Archive for November, 2010

Grizzlies and brownies are not bears.

Posted 29 Nov 2010 — by Jennifer
Category role of teacher

Look at this photograph—I just love it—my son is on the left, surrounded by men 30+ years older, learning how to tie flies at Urban Angler in Virginia. I sat on a couch nearby for 3 hours, for 3 Mondays.  And I learned a lot.

I overheard an entirely new vocabulary and way of speaking—I learned (or began to learn) another language—hackle, the big-bushy, dubbing, building up the head, tying in, keeping it on edge, wrapping through it, parachutes, grizzlies, brownies—but overall there was a respectful hush at the table.

I watched a skilled teacher deal with different ages and abilities, balancing attention and support with grace and incredible patience.  He never seemed frustrated, and had different strategies to offer if the person didn’t get it the way he demonstrated the first time. He encouraged and complimented and at the same time corrected and critiqued.

I saw students asking questions and learning from each other, as well as the teacher.

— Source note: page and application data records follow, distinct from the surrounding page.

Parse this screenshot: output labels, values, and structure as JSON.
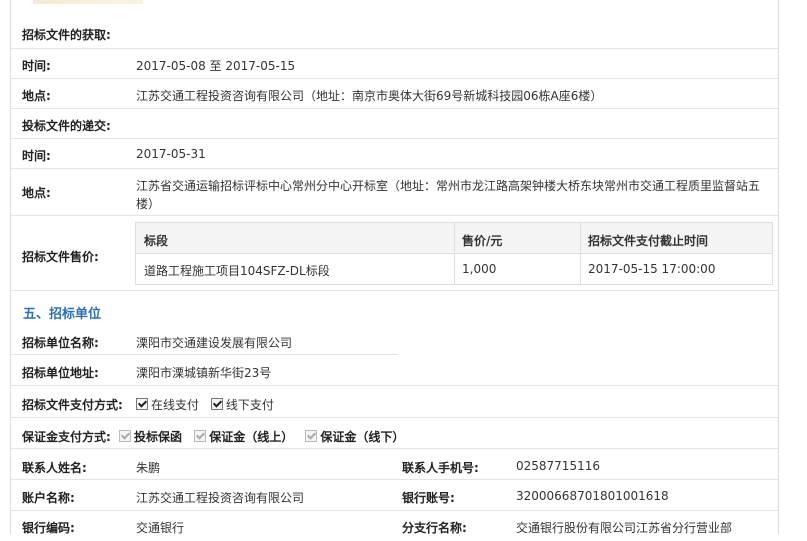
{
  "rows": {
    "acquire_title": "招标文件的获取:",
    "acquire_time_label": "时间:",
    "acquire_time_value": "2017-05-08 至 2017-05-15",
    "acquire_place_label": "地点:",
    "acquire_place_value": "江苏交通工程投资咨询有限公司（地址：南京市奥体大街69号新城科技园06栋A座6楼）",
    "submit_title": "投标文件的递交:",
    "submit_time_label": "时间:",
    "submit_time_value": "2017-05-31",
    "submit_place_label": "地点:",
    "submit_place_value_line1": "江苏省交通运输招标评标中心常州分中心开标室（地址：常州市龙江路高架钟楼大桥东块常州市交通工程质里监督站五",
    "submit_place_value_line2": "楼）",
    "price_label": "招标文件售价:"
  },
  "price_table": {
    "headers": [
      "标段",
      "售价/元",
      "招标文件支付截止时间"
    ],
    "rows": [
      [
        "道路工程施工项目104SFZ-DL标段",
        "1,000",
        "2017-05-15 17:00:00"
      ]
    ]
  },
  "section5": {
    "title": "五、招标单位",
    "org_name_label": "招标单位名称:",
    "org_name_value": "溧阳市交通建设发展有限公司",
    "org_addr_label": "招标单位地址:",
    "org_addr_value": "溧阳市溧城镇新华街23号",
    "pay_method_label": "招标文件支付方式:",
    "pay_online": "在线支付",
    "pay_offline": "线下支付",
    "deposit_label": "保证金支付方式:",
    "deposit_guarantee": "投标保函",
    "deposit_online": "保证金（线上）",
    "deposit_offline": "保证金（线下）",
    "contact_name_label": "联系人姓名:",
    "contact_name_value": "朱鹏",
    "contact_phone_label": "联系人手机号:",
    "contact_phone_value": "02587715116",
    "account_name_label": "账户名称:",
    "account_name_value": "江苏交通工程投资咨询有限公司",
    "bank_account_label": "银行账号:",
    "bank_account_value": "32000668701801001618",
    "bank_code_label": "银行编码:",
    "bank_code_value": "交通银行",
    "branch_label": "分支行名称:",
    "branch_value": "交通银行股份有限公司江苏省分行营业部"
  },
  "colors": {
    "section_title": "#2d6fb3",
    "border": "#e4e4e4",
    "header_bg": "#f4f4f4"
  }
}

My favorite part was observing the different expressions of concentration on the students’ faces—a tongue hanging out, a crooked smile, a furrowed brow, a tongue in cheek—the mark of people truly in the zone.

I wish I observed more moments like this in classrooms—children truly engaged and invested in their work, with teachers who know well the dance of teaching and learning; an unhurried pace, with extended periods of time to work out problems and try different variations; more men teaching our boys and girls in early childhood classrooms; different generations coming together; and having and pursuing a hobby that connects the hand and the mind.

on the importance of art and materials

Posted 16 Nov 2010 — by Jennifer
Category Uncategorized

I am constantly asking myself to be more articulate about why the exploration of materials and the presence of the arts in school matters. I have emotional/intuitive explanations, and opinions, and my personal values, but faced with incessant pressure from school administrations and parents to concentrate classroom time on “academics,” I need stronger words to talk with.

Tonight, browsing through books at the American Art Museum, I found this quotation from poet Ann Lauterbach, from “The Night Sky,” which gives a little more clarity to my thoughts:

“If we lose our ability to make meaning–that is to interpret–to find form in the raw materials of life–then we stand in danger of having meaning made for us.”